FOOD SECURITY SNAPSHOT
- Favourable growing conditions for 2021 minor season crops
- Cereal production in 2020 estimated at above-average level
- Cereal import requirements in 2020 estimated at record high
- Prices of rice lower year on year due to above-average production in 2020
- Prevalence of food insecurity among Venezuelan migrants increased in 2020
Favourable growing conditions for 2021 minor season crops
The 2021 minor season paddy and maize crops are at flowering and grain-filling stages and their harvest will start in February 2021. According to remote sensing data, crops are generally in good condition in the main producing areas following favourable rains between August and December 2020. Weather conditions are forecast to continue to be favourable in the February-April period, raising yield expectations. Planted area of the minor paddy crop is estimated below the high level of 2020, following a Government call to not expand plantings in order to avoid oversupply of the cereal, but still at an above-average level, supported by favourable weather conditions and remunerative prices of rice. The area sown with maize is estimated to reverse the declining trend of the recent three years and remains average. The Government introduced a series of measures to support smallholder farmers of maize and rice that were affected by the negative effects of the pandemic, including an agricultural credit scheme “El Campo Avanza” and the provision of agricultural inputs at subsidized prices, following an increase in prices due to higher import costs in 2020.
Cereal production in 2020 estimated at above-average level
Aggregate cereal production in 2020 is estimated at 4.4 million tonnes, nearly 10 percent above the previous five-year average. The good output mainly reflects a well above-average rice harvest, estimated at 2.9 million tonnes, due to an expansion in the planted area and high yields. Production of maize is estimated at 1.4 million tonnes, slightly below the five-year average, mainly due to reduced plantings and the negative impact of dry weather conditions in the northern main producing areas.
Cereal import requirements in 2020 estimated at record high
About 85 percent of the country’s cereal consumption needs are covered by imports. Cereal imports in the 2020 marketing year (January/December) are estimated at a record high of 8.6 million tonnes, about 15 percent above the previous five-year average. This mainly reflects the reduced maize output in 2020 and continued robust demand for maize and wheat. The suspension of tariffs on imports of yellow maize and sorghum between April and June 2020, the COVID-19 response policy introduced to lessen import costs amid a weakening currency, supported the high levels. The Government also extended the zero tariff regime for imports of wheat grain and products by mid-2022.
Prices of rice lower year on year due to above-average production in 2020
After reaching record highs in April, prices of rice declined significantly in the second half of 2020 due to improved market availabilities from the main crop harvest.

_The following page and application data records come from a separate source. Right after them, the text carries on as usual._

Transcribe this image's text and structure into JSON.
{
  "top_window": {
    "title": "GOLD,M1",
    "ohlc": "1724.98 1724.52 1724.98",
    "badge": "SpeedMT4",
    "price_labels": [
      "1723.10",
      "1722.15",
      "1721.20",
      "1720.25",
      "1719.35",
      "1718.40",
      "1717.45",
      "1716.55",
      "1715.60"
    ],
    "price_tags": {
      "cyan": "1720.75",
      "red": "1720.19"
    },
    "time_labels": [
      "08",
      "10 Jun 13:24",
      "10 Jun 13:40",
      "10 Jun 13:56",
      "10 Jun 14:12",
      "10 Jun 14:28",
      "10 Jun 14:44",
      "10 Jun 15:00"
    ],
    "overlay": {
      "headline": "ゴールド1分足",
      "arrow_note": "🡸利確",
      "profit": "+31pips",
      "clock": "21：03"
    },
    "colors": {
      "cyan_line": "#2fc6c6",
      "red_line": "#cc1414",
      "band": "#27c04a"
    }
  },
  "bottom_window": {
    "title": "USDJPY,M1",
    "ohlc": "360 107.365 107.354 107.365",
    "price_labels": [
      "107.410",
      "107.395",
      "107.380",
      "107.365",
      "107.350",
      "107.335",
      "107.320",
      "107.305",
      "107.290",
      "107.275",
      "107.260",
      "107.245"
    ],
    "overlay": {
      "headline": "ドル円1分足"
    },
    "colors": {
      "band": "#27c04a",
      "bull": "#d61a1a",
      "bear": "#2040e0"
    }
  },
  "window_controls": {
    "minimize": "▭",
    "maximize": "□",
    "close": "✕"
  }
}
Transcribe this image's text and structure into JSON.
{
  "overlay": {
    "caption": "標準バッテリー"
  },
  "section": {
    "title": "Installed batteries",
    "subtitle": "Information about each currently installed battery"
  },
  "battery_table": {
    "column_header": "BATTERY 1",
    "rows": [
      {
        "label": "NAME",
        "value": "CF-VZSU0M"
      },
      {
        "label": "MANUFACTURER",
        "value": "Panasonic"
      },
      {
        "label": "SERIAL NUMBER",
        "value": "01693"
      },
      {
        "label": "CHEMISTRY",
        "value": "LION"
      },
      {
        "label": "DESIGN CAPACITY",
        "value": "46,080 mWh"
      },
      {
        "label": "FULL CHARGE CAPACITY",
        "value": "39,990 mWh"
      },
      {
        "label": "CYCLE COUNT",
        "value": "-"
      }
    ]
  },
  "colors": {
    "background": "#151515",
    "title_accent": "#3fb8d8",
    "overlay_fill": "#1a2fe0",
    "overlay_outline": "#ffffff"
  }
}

As of December 2020, prices were slightly below their year-earlier levels reflecting the bumper output harvested in 2020.
Prices of yellow maize, mostly imported, increased in the last quarter of 2020 as the depreciation of the local currency made imports costlier. By contrast, prices of domestically produced white maize decreased during the last months of 2020 due to increased supplies from the main season harvest.
Prevalence of food insecurity among Venezuelan migrants increased in 2020
The country hosts the largest number of refugees and migrants from the Bolivarian Republic of Venezuela, estimated at 1.72 million people as of early January 2021. A survey conducted in July 2020 showed that the living conditions of refugees and migrants that aim at remaining in the country have deteriorated significantly compared to the pre-COVID-19 pandemic due to job and income losses following the introduction of the COVID-19 preventive measures. According to World Food Programme (WFP) estimates, the percentage of Venezuelan migrants hosted in the country that are severely and moderately food insecure increased from 55 percent in 2019 to 73 percent in September 2020. According to the Regional Refugee and Migration Response Plan 2021, the number of Venezuelans in the country is forecast to increase to 2.08 million in 2021, putting a significant strain on the limited resources of the host communities, aggravated by the COVID-19 pandemic. Estimations of the Economic Commission for Latin America and the Caribbean (ECLAC) of the United Nations indicate that the negative effects of the pandemic on the economy are expected to result in a negative Gross Domestic Product growth of 7 percent in 2020.